• Description

Every home has mould spores present, most of the time they are dormant and completely harmless. Mould spores exist in all environments indoors and out and at all times of the year. They are part of our natural environment. Mould needs three things in order to exist – moisture, oxygen and something to eat. Mould needs very little nutrient and will grow on wood, plaster, window sills, walls, ceilings.

To eliminate mould growth we need to remove one of the three things mould needs to exist. The food source, we cannot remove as it’s in most building materials we use to build our homes. Oxygen, we can’t remove that, there no point in killing ourselves. This leaves us with only one choice, removing the moisture. We cannot remove all moisture within our homes, but we can control it and limit its adverse effects.

Moisture within our homes comes from two distinct sources, faults within the building structure that let moisture into the dwelling and the moisture we produce while living in the dwelling. Leaking roofs, leaking water pipes, rising damp etc. will increase the moisture levels in the home. These sources are relativity easily to correct. Other sources of moisture within our homes come from a variety of different occupational activities, like cooking, showering, drying clothes. The list goes on. All these activities add moisture to our indoor environment and the problem arises when condensation forms on surfaces.

The formation of condensation occurs when the moisture vapour in the air touches a cooler surface that is below the dew point of the moisture vapour. The dew point is not a single temperature point, but a relationship between the air temperature and the relative humidity of the air.
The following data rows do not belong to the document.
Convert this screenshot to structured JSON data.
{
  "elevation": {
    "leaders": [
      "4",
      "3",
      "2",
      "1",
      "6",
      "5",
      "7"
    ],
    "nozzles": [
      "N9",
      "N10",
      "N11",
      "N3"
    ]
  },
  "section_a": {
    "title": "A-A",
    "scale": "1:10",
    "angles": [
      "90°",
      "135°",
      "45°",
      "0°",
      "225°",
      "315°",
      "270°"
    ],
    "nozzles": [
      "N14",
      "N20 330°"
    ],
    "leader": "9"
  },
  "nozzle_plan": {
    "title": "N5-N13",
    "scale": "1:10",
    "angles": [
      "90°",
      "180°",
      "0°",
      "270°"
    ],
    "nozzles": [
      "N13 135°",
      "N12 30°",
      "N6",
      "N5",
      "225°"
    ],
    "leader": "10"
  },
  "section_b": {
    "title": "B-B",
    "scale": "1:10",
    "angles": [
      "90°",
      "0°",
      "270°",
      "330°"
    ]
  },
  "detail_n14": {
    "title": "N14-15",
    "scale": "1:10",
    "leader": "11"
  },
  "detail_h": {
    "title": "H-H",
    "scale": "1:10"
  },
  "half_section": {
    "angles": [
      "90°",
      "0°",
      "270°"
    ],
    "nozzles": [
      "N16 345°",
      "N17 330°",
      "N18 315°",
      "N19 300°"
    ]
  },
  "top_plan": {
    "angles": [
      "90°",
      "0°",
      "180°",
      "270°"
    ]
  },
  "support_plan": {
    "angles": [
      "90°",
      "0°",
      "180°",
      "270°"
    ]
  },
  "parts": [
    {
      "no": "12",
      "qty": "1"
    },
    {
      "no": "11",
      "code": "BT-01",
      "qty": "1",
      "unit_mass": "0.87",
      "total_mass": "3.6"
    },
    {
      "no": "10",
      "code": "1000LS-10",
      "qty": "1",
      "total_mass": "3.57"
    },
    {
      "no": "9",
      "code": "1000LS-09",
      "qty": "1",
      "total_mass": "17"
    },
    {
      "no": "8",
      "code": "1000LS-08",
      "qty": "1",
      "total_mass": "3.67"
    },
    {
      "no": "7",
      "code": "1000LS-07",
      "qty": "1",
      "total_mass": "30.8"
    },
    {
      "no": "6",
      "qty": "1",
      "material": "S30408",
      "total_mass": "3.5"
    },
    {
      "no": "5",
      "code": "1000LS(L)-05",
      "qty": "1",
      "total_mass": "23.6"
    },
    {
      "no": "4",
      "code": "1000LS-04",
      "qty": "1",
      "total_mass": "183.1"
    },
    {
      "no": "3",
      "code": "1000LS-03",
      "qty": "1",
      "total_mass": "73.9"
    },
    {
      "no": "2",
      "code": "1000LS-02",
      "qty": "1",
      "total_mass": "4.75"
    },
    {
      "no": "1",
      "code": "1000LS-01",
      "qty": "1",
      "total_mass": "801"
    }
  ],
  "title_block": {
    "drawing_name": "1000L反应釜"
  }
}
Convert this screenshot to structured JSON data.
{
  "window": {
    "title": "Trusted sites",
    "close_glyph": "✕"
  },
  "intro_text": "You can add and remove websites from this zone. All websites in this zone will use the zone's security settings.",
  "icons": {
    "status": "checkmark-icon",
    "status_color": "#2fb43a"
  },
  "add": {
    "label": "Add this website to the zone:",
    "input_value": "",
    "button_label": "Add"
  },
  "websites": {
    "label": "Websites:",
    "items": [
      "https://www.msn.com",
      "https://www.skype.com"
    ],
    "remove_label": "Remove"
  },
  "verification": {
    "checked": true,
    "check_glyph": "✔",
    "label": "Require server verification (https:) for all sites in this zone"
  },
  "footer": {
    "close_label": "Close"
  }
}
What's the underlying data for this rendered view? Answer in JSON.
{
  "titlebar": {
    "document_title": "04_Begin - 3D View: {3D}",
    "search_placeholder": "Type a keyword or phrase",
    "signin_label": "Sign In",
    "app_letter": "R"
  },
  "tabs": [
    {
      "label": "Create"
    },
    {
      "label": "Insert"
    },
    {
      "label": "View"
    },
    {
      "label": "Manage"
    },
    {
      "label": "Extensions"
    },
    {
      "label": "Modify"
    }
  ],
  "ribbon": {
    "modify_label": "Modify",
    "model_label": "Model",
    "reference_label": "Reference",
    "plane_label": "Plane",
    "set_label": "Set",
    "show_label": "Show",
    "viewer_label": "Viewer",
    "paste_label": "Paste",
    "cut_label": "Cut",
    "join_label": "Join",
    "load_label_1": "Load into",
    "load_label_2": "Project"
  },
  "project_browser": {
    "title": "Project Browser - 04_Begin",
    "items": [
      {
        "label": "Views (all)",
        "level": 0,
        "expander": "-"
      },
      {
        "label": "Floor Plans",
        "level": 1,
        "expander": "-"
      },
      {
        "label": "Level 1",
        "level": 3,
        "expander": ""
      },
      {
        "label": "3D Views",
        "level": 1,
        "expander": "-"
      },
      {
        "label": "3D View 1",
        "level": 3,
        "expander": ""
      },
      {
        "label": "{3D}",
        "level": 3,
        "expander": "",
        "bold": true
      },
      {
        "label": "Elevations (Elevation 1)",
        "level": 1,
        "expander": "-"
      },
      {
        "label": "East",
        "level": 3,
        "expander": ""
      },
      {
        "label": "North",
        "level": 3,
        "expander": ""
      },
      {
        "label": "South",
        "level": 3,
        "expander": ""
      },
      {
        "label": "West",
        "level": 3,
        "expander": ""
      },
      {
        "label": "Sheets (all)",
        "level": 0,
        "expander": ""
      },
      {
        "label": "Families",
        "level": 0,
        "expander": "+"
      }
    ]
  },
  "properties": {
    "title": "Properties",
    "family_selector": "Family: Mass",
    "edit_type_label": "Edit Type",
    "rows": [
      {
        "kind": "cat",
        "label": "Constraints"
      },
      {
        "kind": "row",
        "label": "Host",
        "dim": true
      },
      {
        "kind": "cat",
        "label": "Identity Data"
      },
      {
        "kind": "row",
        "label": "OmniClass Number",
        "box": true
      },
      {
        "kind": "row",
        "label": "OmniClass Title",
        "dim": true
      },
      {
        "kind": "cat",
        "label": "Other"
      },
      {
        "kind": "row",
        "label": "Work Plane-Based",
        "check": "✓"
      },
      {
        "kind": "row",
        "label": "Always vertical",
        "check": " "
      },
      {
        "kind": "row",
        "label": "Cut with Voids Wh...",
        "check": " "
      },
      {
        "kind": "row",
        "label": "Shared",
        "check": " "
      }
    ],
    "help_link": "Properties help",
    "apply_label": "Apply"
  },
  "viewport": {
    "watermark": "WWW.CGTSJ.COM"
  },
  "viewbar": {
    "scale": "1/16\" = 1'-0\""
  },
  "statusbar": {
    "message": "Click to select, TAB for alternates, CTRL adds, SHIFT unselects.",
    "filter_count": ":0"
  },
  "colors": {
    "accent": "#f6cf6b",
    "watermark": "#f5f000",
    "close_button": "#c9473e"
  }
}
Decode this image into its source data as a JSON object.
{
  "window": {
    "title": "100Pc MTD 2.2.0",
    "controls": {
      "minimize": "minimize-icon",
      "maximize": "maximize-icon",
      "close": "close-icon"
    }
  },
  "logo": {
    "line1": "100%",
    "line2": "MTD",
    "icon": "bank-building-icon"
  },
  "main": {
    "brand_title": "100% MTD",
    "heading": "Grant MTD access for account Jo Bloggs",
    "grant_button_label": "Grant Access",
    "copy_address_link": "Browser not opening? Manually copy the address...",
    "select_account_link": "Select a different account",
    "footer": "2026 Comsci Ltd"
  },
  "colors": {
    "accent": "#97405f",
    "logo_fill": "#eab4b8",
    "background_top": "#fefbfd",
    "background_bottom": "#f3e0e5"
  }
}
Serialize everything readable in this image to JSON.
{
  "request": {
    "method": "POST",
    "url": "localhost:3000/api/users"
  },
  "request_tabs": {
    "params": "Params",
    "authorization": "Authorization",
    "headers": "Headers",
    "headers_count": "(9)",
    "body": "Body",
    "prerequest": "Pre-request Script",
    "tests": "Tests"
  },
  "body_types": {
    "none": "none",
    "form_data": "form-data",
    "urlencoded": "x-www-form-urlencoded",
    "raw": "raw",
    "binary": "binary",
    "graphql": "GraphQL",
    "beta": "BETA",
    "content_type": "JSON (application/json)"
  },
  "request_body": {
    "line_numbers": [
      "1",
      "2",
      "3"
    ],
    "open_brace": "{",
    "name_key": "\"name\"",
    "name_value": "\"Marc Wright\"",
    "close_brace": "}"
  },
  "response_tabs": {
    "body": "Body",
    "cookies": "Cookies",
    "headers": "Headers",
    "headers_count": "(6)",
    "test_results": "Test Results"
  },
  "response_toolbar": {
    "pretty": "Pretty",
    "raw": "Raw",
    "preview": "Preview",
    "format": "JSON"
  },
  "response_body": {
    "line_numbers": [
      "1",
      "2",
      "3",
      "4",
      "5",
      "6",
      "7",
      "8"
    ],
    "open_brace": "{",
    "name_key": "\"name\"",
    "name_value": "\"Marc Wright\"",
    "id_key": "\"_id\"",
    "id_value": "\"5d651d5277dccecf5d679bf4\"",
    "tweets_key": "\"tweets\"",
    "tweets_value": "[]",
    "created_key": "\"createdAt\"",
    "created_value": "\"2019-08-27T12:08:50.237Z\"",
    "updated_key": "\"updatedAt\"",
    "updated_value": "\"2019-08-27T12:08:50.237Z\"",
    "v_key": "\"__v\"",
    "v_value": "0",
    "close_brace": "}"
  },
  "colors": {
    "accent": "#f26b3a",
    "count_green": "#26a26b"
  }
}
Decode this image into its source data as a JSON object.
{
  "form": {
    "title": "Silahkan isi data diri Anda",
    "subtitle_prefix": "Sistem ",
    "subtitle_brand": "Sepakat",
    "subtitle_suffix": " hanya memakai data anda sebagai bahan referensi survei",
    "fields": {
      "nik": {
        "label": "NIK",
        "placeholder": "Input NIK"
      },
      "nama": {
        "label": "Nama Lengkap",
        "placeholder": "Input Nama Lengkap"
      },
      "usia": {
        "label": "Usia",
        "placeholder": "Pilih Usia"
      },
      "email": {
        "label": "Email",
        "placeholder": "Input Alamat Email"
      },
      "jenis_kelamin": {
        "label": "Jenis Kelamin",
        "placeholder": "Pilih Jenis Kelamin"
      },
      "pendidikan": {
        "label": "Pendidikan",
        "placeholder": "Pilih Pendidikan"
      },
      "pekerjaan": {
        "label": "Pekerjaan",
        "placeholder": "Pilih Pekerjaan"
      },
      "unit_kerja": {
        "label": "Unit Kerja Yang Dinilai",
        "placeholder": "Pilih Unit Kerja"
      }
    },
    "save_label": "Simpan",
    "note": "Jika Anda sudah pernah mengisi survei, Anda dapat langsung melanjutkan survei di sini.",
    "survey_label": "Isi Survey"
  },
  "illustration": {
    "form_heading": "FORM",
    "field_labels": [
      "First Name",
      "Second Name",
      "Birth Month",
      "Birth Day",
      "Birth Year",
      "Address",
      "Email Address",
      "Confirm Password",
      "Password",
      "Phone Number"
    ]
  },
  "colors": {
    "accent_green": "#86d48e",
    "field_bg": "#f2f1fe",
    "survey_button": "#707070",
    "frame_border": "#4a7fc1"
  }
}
As the relative humidity rises for a given temperature the dew point also rises. To give an example, let's assume an indoor temperature of 20 degrees. When the relative humidity reaches 70%, the dew point will be at 14 degrees. This means that the moisture in the air will condense onto surfaces with a temperature of 14 degrees or below. In these conditions mould growth will occur within 24 weeks. If the relative humidity rises 75% the surface temperature will need to be above 15 degrees or mould growth will occur in 6 weeks and at 80% the surfaces will need to be above 16 degrees or mould growth will occur within 2 weeks. To experiment with dew points has a dew point calculator you can try out.

Air moves naturally around our homes and in doing so carries the moisture with it. The temperature within each room of our home is not always the same so we may find that some rooms are colder than others; we may have a bedroom in an external corner of our house or we may have turned off a radiator in an unused room. The temperature of surfaces within a particular room may also vary according to its location. Cooler surfaces may be found, for instance, behind large pieces of furniture against an outside wall e.g. wardrobes or the wall below a window or a bedroom ceiling against an outside wall.

As the moist air moves around our home it will come into contact with all these surfaces. If we use the example above where the relative humidity is 70% we will find that condensation will occur on all surfaces with a temperature of 14 degrees or below. This is where, given time, mould is likely to grow.

Controllable ventilation is provided as standard within our homes and the need to ventilate has been explained. By controlling the moisture within are homes we can eliminate mould. We don’t have to leave the windows open all the time to get rid of the moisture. Remember it takes time for mould to grow and it needs moisture or it will die. If you want to keep all the windows closed during a cold February day or even a week then do so, but when the weather conditions improve, open the windows and let air in and the moisture out. Let the surfaces dry out. Once dry the spores will be unable to grow.